The choice of sweetener is up to you. Fine white cane sugar and crystalline brown turbinado (aka raw) sugar add different flavors. Turbinado retains more molasses from the sugar cane but is harder to dissolve. Agave syrup is widely available and dissolves easily. Because it’s concentrated, only use half the measurement you would for cane sugar. Regardless of choice, err on the side of starting with too little sweetener; you can always add more.

Lime is the typical source of tartness that balances the sweetness in agua fresca. Lemon works. Tart late-season citrus like Alabama-grown kumquats and satsumas make interesting substitutes.

With so many factors at play, a hard-and-fast recipe for agua fresca won’t work. Start with this general guide, and tinker with it to create a batch that suits your taste.

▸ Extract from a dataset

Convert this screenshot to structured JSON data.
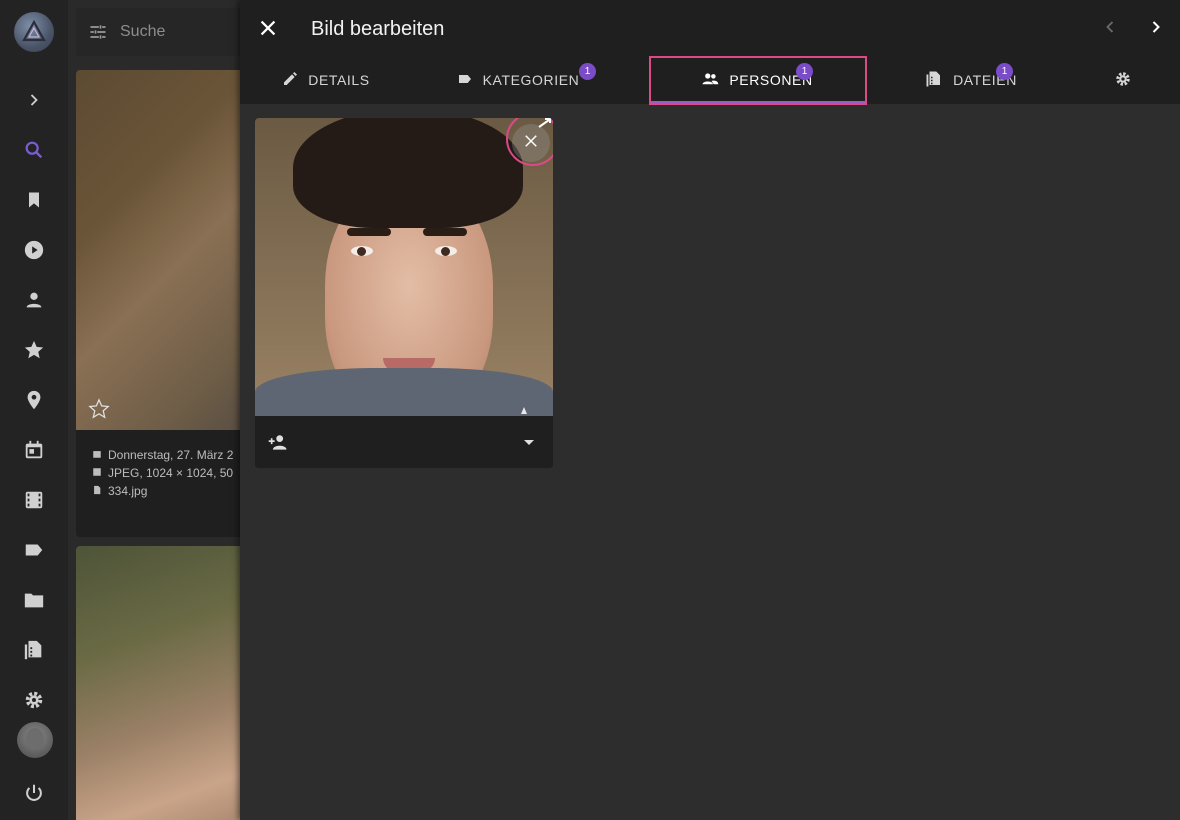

Watermelon: Depending on its ripeness and your preferences, use 4-5 cups of watermelon and 5-6 teaspoons of lime juice per 3 cups of water. Minimal sugar is needed; an alternative is mint simple syrup. Use a medium-mesh strainer.

Cantaloupe (and similar muskmelons): Use very ripe melons. Halve and seed the melon and scoop out the insides. Blend with 4 cups water, and up to ¼ cup of sugar. This goes well with fresh basil. Use a large-mesh strainer.

Pineapple: Add 2-3 cups of cored, peeled chopped pineapple to up to 6 cups of water and up to ½ cup of sugar. Jalapenos are a popular addition. Use a wide-mesh strainer.

Mango: Blend 1 ¼ pounds of mango chunks (about 2 ½ cups), 3-4 teaspoons of agave nectar, 5 cups of water, and juice from one lime. Use a large-mesh strainer.

Peach: Use only peaches or blend with pineapple or cantaloupe. Puree 4 cups of fruit (4-5 medium peaches), 2-3 cups water, and up to 1/3 cup sugar (molasses-rich sugars like turbinado go well with peaches), with an optional squeeze of lemon or lime juice. Use a medium-mesh strainer

Blackberries (or raspberries): Start with 2 cups of berries, adding 2-3 cups of water, juice of 1 lime, and 3 tablespoons of agave nectar. Use a fine-mesh strainer.